Walter Bowart and Richard Sutton in The Invisible Third World War say America used chemical and biological weapons in Korea and Vietnam. “According to Pentagon documents,” they add, “Russia may have used both BW and CW weapons in Afghanistan.”
David Guyatt, an investigative journalist, said a 1989 CNN programme on electromagnetic [EM] weapons showed America planned their use against ‘terrorists’. A US Department of Defence engineer claimed: ‘In the context of conditioning, microwaves have regularly been used against Palestinians’.
Kim Besley of the former Greenham Common Women’s Peace Camp, listed the effects resulting from EM (or ‘soft-kill’) weapons’ use on the US Greenham Common base. These included: vertigo, retinal bleeding, burns, loss of memory, severe headaches, temporary paralysis, faulty speech co-ordination, and a sense of panic in non-panic situations. Guyatt writes: “These symptoms are associated in medical literature with exposure to microwaves.” Microwaves are known to damage vital organs.
Clearly, use of these weapons (by Western governments including British and French) falls largely within the definition of ‘terrorism’. But this activity is not regarded ‘terrorist’ since it is performed by governments.
In an attempt to understand the causes of the disenchantment of Muslims in Britain, Fuad Nahdi, editor of Q-magazine, wrote: “The alienation and marginalisation of our young is alarming. The government needs to tackle poverty, exclusion, and discrimination to create a safe Britain.”
The truth of this statement lies in the fact that 68 per cent of Bangladeshis and Pakistanis live below the poverty line. A Labour Force Survey showed them to be two-and-a-half times more likely than whites to be unemployed, and three times more likely to be in low pay.

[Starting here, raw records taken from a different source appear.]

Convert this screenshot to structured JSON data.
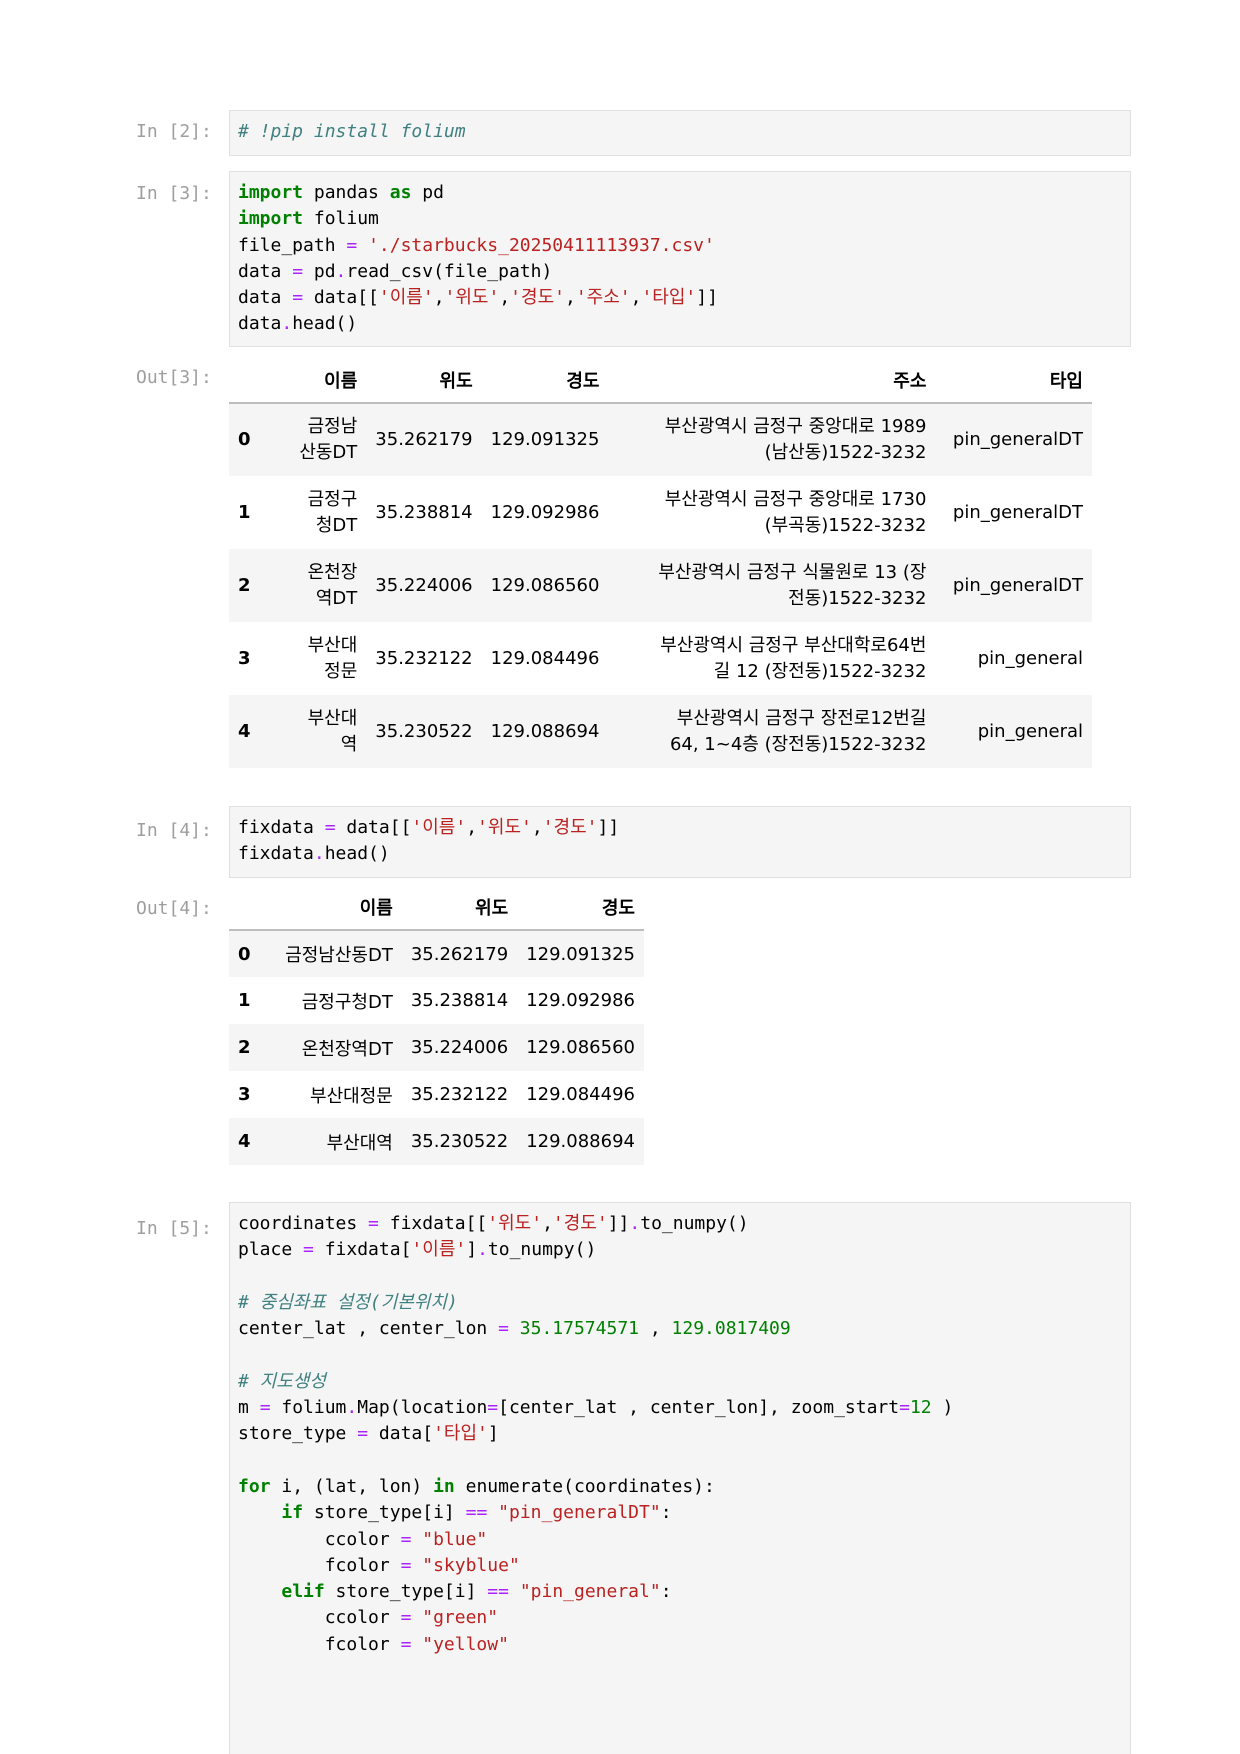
{
  "cells": [
    {
      "prompt": "In [2]:"
    },
    {
      "prompt": "In [3]:"
    },
    {
      "prompt": "Out[3]:"
    },
    {
      "prompt": "In [4]:"
    },
    {
      "prompt": "Out[4]:"
    },
    {
      "prompt": "In [5]:"
    }
  ],
  "code": {
    "c2": [
      [
        [
          "cm",
          "# !pip install folium"
        ]
      ]
    ],
    "c3": [
      [
        [
          "kw",
          "import"
        ],
        [
          "pl",
          " pandas "
        ],
        [
          "kw",
          "as"
        ],
        [
          "pl",
          " pd"
        ]
      ],
      [
        [
          "kw",
          "import"
        ],
        [
          "pl",
          " folium"
        ]
      ],
      [
        [
          "pl",
          "file_path "
        ],
        [
          "op",
          "="
        ],
        [
          "pl",
          " "
        ],
        [
          "str",
          "'./starbucks_20250411113937.csv'"
        ]
      ],
      [
        [
          "pl",
          "data "
        ],
        [
          "op",
          "="
        ],
        [
          "pl",
          " pd"
        ],
        [
          "op",
          "."
        ],
        [
          "pl",
          "read_csv(file_path)"
        ]
      ],
      [
        [
          "pl",
          "data "
        ],
        [
          "op",
          "="
        ],
        [
          "pl",
          " data[["
        ],
        [
          "str",
          "'이름'"
        ],
        [
          "pl",
          ","
        ],
        [
          "str",
          "'위도'"
        ],
        [
          "pl",
          ","
        ],
        [
          "str",
          "'경도'"
        ],
        [
          "pl",
          ","
        ],
        [
          "str",
          "'주소'"
        ],
        [
          "pl",
          ","
        ],
        [
          "str",
          "'타입'"
        ],
        [
          "pl",
          "]]"
        ]
      ],
      [
        [
          "pl",
          "data"
        ],
        [
          "op",
          "."
        ],
        [
          "pl",
          "head()"
        ]
      ]
    ],
    "c4": [
      [
        [
          "pl",
          "fixdata "
        ],
        [
          "op",
          "="
        ],
        [
          "pl",
          " data[["
        ],
        [
          "str",
          "'이름'"
        ],
        [
          "pl",
          ","
        ],
        [
          "str",
          "'위도'"
        ],
        [
          "pl",
          ","
        ],
        [
          "str",
          "'경도'"
        ],
        [
          "pl",
          "]]"
        ]
      ],
      [
        [
          "pl",
          "fixdata"
        ],
        [
          "op",
          "."
        ],
        [
          "pl",
          "head()"
        ]
      ]
    ],
    "c5": [
      [
        [
          "pl",
          "coordinates "
        ],
        [
          "op",
          "="
        ],
        [
          "pl",
          " fixdata[["
        ],
        [
          "str",
          "'위도'"
        ],
        [
          "pl",
          ","
        ],
        [
          "str",
          "'경도'"
        ],
        [
          "pl",
          "]]"
        ],
        [
          "op",
          "."
        ],
        [
          "pl",
          "to_numpy()"
        ]
      ],
      [
        [
          "pl",
          "place "
        ],
        [
          "op",
          "="
        ],
        [
          "pl",
          " fixdata["
        ],
        [
          "str",
          "'이름'"
        ],
        [
          "pl",
          "]"
        ],
        [
          "op",
          "."
        ],
        [
          "pl",
          "to_numpy()"
        ]
      ],
      [],
      [
        [
          "cm",
          "# 중심좌표 설정(기본위치)"
        ]
      ],
      [
        [
          "pl",
          "center_lat , center_lon "
        ],
        [
          "op",
          "="
        ],
        [
          "pl",
          " "
        ],
        [
          "num",
          "35.17574571"
        ],
        [
          "pl",
          " , "
        ],
        [
          "num",
          "129.0817409"
        ]
      ],
      [],
      [
        [
          "cm",
          "# 지도생성"
        ]
      ],
      [
        [
          "pl",
          "m "
        ],
        [
          "op",
          "="
        ],
        [
          "pl",
          " folium"
        ],
        [
          "op",
          "."
        ],
        [
          "pl",
          "Map(location"
        ],
        [
          "op",
          "="
        ],
        [
          "pl",
          "[center_lat , center_lon], zoom_start"
        ],
        [
          "op",
          "="
        ],
        [
          "num",
          "12"
        ],
        [
          "pl",
          " )"
        ]
      ],
      [
        [
          "pl",
          "store_type "
        ],
        [
          "op",
          "="
        ],
        [
          "pl",
          " data["
        ],
        [
          "str",
          "'타입'"
        ],
        [
          "pl",
          "]"
        ]
      ],
      [],
      [
        [
          "kw",
          "for"
        ],
        [
          "pl",
          " i, (lat, lon) "
        ],
        [
          "kw",
          "in"
        ],
        [
          "pl",
          " enumerate(coordinates):"
        ]
      ],
      [
        [
          "pl",
          "    "
        ],
        [
          "kw",
          "if"
        ],
        [
          "pl",
          " store_type[i] "
        ],
        [
          "op",
          "=="
        ],
        [
          "pl",
          " "
        ],
        [
          "str",
          "\"pin_generalDT\""
        ],
        [
          "pl",
          ":"
        ]
      ],
      [
        [
          "pl",
          "        ccolor "
        ],
        [
          "op",
          "="
        ],
        [
          "pl",
          " "
        ],
        [
          "str",
          "\"blue\""
        ]
      ],
      [
        [
          "pl",
          "        fcolor "
        ],
        [
          "op",
          "="
        ],
        [
          "pl",
          " "
        ],
        [
          "str",
          "\"skyblue\""
        ]
      ],
      [
        [
          "pl",
          "    "
        ],
        [
          "kw",
          "elif"
        ],
        [
          "pl",
          " store_type[i] "
        ],
        [
          "op",
          "=="
        ],
        [
          "pl",
          " "
        ],
        [
          "str",
          "\"pin_general\""
        ],
        [
          "pl",
          ":"
        ]
      ],
      [
        [
          "pl",
          "        ccolor "
        ],
        [
          "op",
          "="
        ],
        [
          "pl",
          " "
        ],
        [
          "str",
          "\"green\""
        ]
      ],
      [
        [
          "pl",
          "        fcolor "
        ],
        [
          "op",
          "="
        ],
        [
          "pl",
          " "
        ],
        [
          "str",
          "\"yellow\""
        ]
      ]
    ]
  },
  "table1": {
    "columns": [
      "",
      "이름",
      "위도",
      "경도",
      "주소",
      "타입"
    ],
    "rows": [
      {
        "index": "0",
        "name": [
          "금정남",
          "산동DT"
        ],
        "lat": "35.262179",
        "lon": "129.091325",
        "addr": [
          "부산광역시 금정구 중앙대로 1989",
          "(남산동)1522-3232"
        ],
        "type": "pin_generalDT"
      },
      {
        "index": "1",
        "name": [
          "금정구",
          "청DT"
        ],
        "lat": "35.238814",
        "lon": "129.092986",
        "addr": [
          "부산광역시 금정구 중앙대로 1730",
          "(부곡동)1522-3232"
        ],
        "type": "pin_generalDT"
      },
      {
        "index": "2",
        "name": [
          "온천장",
          "역DT"
        ],
        "lat": "35.224006",
        "lon": "129.086560",
        "addr": [
          "부산광역시 금정구 식물원로 13 (장",
          "전동)1522-3232"
        ],
        "type": "pin_generalDT"
      },
      {
        "index": "3",
        "name": [
          "부산대",
          "정문"
        ],
        "lat": "35.232122",
        "lon": "129.084496",
        "addr": [
          "부산광역시 금정구 부산대학로64번",
          "길 12 (장전동)1522-3232"
        ],
        "type": "pin_general"
      },
      {
        "index": "4",
        "name": [
          "부산대",
          "역"
        ],
        "lat": "35.230522",
        "lon": "129.088694",
        "addr": [
          "부산광역시 금정구 장전로12번길",
          "64, 1~4층 (장전동)1522-3232"
        ],
        "type": "pin_general"
      }
    ]
  },
  "table2": {
    "columns": [
      "",
      "이름",
      "위도",
      "경도"
    ],
    "rows": [
      {
        "index": "0",
        "name": "금정남산동DT",
        "lat": "35.262179",
        "lon": "129.091325"
      },
      {
        "index": "1",
        "name": "금정구청DT",
        "lat": "35.238814",
        "lon": "129.092986"
      },
      {
        "index": "2",
        "name": "온천장역DT",
        "lat": "35.224006",
        "lon": "129.086560"
      },
      {
        "index": "3",
        "name": "부산대정문",
        "lat": "35.232122",
        "lon": "129.084496"
      },
      {
        "index": "4",
        "name": "부산대역",
        "lat": "35.230522",
        "lon": "129.088694"
      }
    ]
  }
}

Nor do they have adequate representation. Noting the small number of Muslim MPs, Dalrymple wrote: “One of Tony Blair’s most senior advisers told me Labour did not take Muslim sentiment seriously as there was as yet no serious lobby for Islam, capable of reacting in a politically coherent manner.”
Addressing these urgent problems may better integrate British Muslims and ease the fears of ‘terrorism’. The disintegration of Iraqi society, with enormous civilian casualties, suggests that a more sophisticated analysis into the causes of the crisis is long overdue, especially in the mainstream media. President Hugo Chavez, also speaking at the UN, quoted President Bush: “Anywhere you look, you hear extremists telling you can escape from poverty and recover your dignity through violence, terror and martyrdom.” He continued, “The imperialists see extremists everywhere. It\’s not that we are extremists. It\’s that the world is waking up. It\’s waking up all over. And people are standing up.” And it is against the terrorism perpetrated by the US and its allies, against Iraqi civilians, not to mention the Lebanese, that the people are standing up against.